Today, the Ontario Human Rights Commission (OHRC) released its new Policy on eliminating racial profiling in law enforcement at the Ontario Association of Chiefs of Police (OACP) CEOs Day. This policy, the first of its kind in Canada, offers practical guidance to help law enforcement identify and end racial profiling. The OACP is committed to the principles outlined in the policy, and more than 20 community and advocacy groups have added their support or endorsement.
This policy is about identifying and preventing both individual and systemic racial profiling in law enforcement. It is meant to be a resource, primarily for law enforcement authorities.
In November 2017, the OHRC launched its inquiry into racial profiling and racial discrimination of Black persons by the TPS to help build trust between the police and Black communities. The goal of the inquiry was to pinpoint problem areas and make recommendations. This Interim Report describes what the OHRC has done to date. It provides findings relating to SIU investigations of police use of force resulting in serious injury or death, describes the lived experiences of Black individuals, and offers highlights of legal decisions.
May 23, 2016 - The OHRC believes that MGCS’ current system for storing and sharing information relating to name and sex designation changes discriminates against trans people in violation of Ontario’s Human Rights Code, insofar as it fails to protect privacy and confidentiality relating to transgender status and transition history. Disclosing information of such a sensitive nature not only harms dignity, but also can expose people to significant barriers, disadvantage, and even health and safety risks.
March 8, 2016 - The OHRC recognizes the severe impacts of sexual harassment on working women and trans people. It can reduce employees’ morale, decrease productivity and contribute to physical and emotional effects such as anxiety, depression and posttraumatic stress disorder. The United Nations’ Declaration of the Elimination of Violence Against Women specifically recognizes that sexual harassment is a form of violence against women.
Removing the "Canadian experience" barrier in employment and rights and responsibilities under the Ontario Human Rights Code.
Preventing discrimination because of gender identity and gender expression
June 04, 2014 at 11:00 am
Policy on preventing discrimination because of gender identity and gender expression overview and Q&A.English
Introduction to human rights and responsibilities under the Ontario Human Rights Code (revised 2014).

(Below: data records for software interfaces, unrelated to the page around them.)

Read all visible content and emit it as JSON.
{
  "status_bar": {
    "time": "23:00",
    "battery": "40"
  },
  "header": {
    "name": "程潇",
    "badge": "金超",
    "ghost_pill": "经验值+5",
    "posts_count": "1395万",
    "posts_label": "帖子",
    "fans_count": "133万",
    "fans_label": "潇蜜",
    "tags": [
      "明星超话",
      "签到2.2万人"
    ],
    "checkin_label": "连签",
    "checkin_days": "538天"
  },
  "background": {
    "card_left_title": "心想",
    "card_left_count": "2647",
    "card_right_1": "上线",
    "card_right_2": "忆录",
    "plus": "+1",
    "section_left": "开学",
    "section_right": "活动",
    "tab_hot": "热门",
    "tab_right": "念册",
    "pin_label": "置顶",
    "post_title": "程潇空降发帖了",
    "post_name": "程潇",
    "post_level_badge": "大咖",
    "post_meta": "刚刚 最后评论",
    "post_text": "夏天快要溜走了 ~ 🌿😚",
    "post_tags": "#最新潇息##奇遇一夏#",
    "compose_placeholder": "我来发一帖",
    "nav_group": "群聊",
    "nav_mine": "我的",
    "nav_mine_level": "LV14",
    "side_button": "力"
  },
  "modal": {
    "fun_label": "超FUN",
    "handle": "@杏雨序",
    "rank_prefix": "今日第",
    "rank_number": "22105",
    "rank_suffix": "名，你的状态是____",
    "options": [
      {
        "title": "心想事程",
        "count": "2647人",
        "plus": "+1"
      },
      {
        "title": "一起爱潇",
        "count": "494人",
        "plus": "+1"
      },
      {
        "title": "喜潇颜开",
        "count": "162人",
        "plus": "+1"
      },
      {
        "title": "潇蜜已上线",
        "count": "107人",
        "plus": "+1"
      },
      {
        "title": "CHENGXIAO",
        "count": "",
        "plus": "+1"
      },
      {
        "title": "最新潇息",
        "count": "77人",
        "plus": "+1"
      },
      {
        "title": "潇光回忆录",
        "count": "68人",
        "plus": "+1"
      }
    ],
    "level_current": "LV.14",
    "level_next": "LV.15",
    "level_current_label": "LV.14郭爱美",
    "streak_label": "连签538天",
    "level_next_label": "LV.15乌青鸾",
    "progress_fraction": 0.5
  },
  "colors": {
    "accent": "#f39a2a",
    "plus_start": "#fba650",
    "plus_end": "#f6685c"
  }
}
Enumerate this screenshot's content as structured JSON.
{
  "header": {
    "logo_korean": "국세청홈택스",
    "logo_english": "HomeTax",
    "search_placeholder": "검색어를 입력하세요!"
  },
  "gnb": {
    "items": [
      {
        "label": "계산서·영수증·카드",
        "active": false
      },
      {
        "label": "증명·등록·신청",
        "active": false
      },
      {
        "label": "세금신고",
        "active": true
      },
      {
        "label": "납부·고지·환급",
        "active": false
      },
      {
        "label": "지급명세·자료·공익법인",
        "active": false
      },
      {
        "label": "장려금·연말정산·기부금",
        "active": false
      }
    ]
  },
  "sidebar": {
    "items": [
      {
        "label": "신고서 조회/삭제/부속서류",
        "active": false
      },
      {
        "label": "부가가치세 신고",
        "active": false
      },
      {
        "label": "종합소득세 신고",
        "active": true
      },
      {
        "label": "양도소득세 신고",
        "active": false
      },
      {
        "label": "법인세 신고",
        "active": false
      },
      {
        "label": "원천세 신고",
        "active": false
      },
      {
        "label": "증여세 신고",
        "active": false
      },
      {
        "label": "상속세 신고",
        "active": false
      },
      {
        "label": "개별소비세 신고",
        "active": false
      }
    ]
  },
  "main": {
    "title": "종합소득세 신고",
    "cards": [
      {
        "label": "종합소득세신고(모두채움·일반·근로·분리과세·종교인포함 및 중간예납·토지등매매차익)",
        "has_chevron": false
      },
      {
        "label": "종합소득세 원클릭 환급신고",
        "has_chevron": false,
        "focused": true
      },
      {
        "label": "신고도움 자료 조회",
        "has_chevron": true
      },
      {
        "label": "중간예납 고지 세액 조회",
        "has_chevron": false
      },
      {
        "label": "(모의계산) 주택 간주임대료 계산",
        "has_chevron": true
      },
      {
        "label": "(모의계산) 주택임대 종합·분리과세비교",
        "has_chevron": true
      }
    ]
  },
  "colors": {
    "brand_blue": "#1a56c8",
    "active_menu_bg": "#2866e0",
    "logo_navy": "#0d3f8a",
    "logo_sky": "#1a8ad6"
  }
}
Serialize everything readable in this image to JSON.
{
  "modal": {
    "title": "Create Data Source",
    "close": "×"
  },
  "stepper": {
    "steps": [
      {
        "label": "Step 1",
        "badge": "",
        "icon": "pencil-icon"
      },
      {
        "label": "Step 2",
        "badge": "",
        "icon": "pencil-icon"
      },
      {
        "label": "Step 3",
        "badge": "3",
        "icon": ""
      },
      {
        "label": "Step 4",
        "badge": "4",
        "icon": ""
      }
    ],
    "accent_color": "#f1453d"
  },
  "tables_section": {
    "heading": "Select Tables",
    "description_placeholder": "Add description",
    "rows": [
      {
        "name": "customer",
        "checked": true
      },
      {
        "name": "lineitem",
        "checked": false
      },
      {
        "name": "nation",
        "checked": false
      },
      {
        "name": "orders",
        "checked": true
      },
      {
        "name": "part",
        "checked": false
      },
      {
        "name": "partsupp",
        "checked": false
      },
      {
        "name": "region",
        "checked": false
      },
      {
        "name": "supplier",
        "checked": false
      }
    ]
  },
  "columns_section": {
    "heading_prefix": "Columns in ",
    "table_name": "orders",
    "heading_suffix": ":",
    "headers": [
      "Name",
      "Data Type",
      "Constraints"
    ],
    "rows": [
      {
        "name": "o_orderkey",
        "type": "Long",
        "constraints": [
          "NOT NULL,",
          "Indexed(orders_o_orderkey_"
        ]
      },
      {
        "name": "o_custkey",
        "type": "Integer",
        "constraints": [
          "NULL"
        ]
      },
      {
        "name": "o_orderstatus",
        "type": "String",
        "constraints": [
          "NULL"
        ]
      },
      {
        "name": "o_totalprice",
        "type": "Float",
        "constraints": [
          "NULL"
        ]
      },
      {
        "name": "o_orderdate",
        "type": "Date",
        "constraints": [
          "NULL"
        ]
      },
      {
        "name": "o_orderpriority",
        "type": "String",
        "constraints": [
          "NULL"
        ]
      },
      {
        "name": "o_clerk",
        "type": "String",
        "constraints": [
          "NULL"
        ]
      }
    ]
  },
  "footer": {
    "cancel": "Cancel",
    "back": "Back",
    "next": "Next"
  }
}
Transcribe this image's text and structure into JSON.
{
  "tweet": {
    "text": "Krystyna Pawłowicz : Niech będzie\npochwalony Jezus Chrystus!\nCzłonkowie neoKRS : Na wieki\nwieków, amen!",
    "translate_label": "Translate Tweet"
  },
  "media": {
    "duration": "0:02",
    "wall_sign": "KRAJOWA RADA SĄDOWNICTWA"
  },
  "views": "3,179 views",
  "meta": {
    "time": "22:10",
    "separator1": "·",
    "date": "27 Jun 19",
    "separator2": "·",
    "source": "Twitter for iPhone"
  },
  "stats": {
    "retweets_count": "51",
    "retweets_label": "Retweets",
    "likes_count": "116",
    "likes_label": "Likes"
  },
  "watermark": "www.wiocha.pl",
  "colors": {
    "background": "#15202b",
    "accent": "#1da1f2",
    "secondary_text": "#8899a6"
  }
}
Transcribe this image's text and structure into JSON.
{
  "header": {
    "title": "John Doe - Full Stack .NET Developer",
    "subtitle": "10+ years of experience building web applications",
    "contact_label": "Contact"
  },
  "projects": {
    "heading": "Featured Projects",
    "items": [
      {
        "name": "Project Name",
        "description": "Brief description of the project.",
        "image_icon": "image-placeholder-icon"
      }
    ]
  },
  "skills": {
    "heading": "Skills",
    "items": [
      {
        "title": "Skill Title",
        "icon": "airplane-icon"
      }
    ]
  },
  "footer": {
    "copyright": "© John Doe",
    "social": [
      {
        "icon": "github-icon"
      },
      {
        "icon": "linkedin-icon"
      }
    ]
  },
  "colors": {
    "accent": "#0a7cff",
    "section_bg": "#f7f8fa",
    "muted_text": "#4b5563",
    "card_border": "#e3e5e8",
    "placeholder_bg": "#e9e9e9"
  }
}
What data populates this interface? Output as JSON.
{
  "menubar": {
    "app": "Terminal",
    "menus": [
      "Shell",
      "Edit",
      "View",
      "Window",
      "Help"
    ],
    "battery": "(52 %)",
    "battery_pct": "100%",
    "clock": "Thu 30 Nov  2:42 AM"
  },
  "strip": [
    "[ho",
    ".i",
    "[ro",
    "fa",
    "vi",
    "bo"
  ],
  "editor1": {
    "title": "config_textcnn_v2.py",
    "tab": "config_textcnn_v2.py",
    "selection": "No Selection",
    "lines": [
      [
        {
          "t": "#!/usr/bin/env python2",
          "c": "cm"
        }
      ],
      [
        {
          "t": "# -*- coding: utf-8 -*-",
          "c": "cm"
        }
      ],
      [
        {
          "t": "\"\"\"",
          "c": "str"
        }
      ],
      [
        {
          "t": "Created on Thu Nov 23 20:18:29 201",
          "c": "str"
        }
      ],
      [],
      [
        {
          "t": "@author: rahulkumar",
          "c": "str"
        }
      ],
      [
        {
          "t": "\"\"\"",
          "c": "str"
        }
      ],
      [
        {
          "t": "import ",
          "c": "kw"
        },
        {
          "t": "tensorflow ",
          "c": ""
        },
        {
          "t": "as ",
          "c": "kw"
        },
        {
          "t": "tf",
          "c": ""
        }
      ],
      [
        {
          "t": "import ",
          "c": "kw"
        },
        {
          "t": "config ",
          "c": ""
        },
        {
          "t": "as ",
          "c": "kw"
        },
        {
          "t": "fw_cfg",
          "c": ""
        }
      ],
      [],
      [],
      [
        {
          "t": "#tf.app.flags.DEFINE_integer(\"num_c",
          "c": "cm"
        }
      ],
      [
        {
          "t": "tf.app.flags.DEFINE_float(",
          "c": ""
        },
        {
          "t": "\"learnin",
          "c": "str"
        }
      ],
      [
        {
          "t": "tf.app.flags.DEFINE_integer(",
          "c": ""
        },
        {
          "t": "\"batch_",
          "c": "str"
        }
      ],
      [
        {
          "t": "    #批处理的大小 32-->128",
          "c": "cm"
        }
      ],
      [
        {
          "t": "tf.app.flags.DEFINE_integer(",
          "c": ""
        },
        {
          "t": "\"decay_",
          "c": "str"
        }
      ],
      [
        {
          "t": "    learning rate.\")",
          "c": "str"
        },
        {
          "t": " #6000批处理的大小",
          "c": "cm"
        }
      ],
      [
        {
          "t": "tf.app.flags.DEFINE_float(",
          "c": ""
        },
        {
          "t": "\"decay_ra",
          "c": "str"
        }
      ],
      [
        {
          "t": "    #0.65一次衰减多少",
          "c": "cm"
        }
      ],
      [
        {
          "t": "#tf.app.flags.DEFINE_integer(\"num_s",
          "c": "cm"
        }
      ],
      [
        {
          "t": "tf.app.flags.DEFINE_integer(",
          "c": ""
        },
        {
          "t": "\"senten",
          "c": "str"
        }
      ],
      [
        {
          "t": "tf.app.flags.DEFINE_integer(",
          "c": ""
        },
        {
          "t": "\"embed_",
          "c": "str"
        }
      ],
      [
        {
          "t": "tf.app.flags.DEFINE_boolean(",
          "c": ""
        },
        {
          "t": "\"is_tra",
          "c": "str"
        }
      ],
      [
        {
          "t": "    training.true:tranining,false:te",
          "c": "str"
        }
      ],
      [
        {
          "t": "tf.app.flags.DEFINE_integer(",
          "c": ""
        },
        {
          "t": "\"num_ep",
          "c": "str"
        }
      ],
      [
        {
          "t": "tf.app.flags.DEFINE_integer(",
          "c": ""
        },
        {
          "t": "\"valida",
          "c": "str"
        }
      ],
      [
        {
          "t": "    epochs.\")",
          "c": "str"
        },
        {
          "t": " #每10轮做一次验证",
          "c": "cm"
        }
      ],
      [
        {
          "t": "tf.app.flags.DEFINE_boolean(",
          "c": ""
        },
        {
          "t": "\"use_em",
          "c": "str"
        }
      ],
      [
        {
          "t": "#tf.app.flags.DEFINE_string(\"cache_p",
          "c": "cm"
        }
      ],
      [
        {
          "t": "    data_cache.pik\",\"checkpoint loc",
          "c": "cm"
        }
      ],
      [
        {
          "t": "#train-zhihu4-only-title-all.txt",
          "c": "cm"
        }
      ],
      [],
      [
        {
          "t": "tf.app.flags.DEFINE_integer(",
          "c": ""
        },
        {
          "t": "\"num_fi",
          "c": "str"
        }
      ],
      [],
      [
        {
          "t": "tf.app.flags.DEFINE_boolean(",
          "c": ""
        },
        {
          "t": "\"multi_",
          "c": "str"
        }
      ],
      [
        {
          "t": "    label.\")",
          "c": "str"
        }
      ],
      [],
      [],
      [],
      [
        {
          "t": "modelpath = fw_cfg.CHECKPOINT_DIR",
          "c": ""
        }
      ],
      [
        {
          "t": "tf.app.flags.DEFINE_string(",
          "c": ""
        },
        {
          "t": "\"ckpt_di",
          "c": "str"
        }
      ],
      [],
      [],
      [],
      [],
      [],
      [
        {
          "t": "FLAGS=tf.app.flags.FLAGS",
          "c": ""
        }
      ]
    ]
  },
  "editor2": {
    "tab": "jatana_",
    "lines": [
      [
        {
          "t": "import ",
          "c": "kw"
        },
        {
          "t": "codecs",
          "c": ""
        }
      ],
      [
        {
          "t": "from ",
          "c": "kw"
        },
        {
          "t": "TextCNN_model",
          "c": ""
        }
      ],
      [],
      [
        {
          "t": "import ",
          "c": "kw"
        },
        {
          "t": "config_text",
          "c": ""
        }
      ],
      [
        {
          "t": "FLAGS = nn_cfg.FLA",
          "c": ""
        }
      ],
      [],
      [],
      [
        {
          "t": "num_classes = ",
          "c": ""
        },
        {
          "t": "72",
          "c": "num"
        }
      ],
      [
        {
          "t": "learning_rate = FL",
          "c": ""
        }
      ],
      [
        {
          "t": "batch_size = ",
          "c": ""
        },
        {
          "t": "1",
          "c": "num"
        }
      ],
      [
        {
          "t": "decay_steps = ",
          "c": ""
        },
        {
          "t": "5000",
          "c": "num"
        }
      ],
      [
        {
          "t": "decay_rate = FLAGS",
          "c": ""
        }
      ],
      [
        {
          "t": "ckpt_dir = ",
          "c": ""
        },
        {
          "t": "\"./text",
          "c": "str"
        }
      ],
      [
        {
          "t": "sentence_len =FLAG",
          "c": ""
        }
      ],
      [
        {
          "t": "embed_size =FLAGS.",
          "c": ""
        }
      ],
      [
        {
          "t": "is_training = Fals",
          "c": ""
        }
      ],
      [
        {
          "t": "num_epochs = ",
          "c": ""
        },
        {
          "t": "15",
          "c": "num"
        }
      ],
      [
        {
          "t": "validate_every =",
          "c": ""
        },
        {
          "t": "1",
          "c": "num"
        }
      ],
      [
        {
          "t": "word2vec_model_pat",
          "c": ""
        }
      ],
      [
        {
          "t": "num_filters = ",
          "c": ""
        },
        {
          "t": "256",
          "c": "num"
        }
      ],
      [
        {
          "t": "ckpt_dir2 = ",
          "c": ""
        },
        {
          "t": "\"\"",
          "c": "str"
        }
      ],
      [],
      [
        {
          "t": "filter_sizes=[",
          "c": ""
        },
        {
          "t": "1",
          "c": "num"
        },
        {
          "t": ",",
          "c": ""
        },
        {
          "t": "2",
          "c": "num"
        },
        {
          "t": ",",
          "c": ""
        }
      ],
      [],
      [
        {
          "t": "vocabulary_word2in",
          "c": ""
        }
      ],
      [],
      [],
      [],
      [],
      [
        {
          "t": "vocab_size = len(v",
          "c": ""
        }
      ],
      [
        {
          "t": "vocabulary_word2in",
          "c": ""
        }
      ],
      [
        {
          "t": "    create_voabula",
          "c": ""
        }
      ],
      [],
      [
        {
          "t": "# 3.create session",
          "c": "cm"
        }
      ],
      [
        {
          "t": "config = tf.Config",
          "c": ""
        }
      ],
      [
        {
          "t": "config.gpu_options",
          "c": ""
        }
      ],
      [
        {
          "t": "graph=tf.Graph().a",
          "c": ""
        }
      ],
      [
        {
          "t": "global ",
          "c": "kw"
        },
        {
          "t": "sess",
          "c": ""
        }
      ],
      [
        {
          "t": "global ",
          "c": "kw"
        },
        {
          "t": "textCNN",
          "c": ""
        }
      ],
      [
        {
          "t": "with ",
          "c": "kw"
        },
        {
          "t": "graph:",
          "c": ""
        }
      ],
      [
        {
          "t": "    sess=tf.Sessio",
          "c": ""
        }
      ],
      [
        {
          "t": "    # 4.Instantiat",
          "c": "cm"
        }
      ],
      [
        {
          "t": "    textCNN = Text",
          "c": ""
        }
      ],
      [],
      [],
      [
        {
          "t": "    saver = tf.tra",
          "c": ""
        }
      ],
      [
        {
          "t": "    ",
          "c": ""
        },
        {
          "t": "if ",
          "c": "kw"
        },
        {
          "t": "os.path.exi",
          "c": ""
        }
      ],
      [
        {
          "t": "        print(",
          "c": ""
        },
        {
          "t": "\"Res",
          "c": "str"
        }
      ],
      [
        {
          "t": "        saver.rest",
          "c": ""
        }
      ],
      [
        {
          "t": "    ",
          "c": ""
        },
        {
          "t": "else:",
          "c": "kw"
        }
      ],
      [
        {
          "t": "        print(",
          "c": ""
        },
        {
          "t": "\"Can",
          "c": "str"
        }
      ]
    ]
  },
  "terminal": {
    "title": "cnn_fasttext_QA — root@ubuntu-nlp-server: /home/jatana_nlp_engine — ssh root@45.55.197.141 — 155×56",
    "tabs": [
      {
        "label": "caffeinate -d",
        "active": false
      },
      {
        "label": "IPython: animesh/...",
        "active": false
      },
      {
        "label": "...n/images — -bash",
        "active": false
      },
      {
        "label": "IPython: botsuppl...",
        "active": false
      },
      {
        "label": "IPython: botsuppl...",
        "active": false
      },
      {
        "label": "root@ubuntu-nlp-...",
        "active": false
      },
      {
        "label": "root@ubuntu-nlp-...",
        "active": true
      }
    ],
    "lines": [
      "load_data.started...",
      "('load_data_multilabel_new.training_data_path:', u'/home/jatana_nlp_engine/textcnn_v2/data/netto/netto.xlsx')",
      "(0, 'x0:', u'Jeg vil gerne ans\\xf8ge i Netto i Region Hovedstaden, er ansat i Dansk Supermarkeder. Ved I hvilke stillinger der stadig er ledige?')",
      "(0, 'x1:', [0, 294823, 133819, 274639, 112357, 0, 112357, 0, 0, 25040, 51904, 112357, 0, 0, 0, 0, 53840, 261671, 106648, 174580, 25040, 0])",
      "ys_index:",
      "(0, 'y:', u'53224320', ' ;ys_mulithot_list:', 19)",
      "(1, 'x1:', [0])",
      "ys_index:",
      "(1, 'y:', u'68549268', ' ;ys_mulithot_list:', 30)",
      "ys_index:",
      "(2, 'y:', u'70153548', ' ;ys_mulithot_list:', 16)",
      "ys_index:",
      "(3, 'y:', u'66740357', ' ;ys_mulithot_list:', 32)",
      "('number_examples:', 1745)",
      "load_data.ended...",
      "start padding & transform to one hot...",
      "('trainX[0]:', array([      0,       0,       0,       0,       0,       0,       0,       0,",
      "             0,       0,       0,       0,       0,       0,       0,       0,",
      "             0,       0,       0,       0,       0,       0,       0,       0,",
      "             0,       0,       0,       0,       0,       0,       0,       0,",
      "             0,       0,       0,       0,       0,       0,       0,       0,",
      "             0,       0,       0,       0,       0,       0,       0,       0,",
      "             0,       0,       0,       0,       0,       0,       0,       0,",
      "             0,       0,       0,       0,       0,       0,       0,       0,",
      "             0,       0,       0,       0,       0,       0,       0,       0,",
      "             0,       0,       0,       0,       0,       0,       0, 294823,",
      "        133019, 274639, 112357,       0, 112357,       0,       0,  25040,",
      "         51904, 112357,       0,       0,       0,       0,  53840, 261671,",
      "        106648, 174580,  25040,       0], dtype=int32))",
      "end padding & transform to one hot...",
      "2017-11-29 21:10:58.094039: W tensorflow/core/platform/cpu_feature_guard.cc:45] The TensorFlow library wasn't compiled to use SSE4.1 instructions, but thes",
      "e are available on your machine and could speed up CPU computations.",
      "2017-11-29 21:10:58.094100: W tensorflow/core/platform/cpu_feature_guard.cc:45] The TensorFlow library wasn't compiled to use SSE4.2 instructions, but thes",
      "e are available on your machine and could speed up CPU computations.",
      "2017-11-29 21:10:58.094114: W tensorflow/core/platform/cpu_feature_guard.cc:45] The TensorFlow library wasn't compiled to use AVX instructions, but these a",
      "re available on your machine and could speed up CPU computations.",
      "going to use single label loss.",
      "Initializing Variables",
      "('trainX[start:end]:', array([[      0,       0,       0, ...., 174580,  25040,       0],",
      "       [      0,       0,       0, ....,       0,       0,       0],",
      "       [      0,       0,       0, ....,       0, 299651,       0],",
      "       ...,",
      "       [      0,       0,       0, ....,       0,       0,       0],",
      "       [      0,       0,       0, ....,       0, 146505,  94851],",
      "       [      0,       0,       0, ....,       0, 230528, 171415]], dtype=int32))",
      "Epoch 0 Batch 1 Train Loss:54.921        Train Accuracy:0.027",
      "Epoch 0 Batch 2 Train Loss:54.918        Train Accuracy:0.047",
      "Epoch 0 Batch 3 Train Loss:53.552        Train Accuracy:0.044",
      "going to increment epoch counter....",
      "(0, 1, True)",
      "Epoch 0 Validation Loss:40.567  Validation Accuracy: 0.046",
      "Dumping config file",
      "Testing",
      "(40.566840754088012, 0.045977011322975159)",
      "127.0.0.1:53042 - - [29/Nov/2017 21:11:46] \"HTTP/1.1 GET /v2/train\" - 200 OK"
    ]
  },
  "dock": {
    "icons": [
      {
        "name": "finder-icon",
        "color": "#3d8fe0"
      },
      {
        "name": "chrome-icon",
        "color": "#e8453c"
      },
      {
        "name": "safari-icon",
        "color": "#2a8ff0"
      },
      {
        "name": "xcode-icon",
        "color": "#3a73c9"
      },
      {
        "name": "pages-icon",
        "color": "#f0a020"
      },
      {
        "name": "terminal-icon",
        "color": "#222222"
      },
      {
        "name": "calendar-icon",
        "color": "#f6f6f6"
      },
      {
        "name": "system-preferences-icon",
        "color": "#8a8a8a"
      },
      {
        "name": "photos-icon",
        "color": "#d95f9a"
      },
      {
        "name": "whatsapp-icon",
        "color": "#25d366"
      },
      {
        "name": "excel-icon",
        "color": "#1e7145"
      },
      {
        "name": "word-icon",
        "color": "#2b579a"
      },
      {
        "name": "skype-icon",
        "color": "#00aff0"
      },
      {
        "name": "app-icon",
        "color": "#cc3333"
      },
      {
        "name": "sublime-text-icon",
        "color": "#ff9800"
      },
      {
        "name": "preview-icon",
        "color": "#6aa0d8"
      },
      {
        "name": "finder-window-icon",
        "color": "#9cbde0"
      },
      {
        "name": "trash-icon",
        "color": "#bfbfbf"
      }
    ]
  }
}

July 25, 2012 - We are pleased to note that a key objective of the consultation is to develop revised criteria that are in accordance with the Human Rights Tribunal of Ontario’s decision dated April 11, 2012 in XY v. Ontario (Government and Consumer Services). We trust that this submission is of assistance in your development of revised criteria. We address the questions set out in your Consultation Document, and make additional observations.
Toronto - The City of Vaughan, the Canadian Race Relations Foundation (CRRF) and the Ontario Human Rights Commission (OHRC) are pleased to announce an important forum that will focus on “Mobilizing Municipalities to Address Racism and Discrimination”. This partnership brings together municipal officials, community representatives, universities and the non-profit sector. Together, they have created an introductory manual for municipalities to confront racism and discrimination.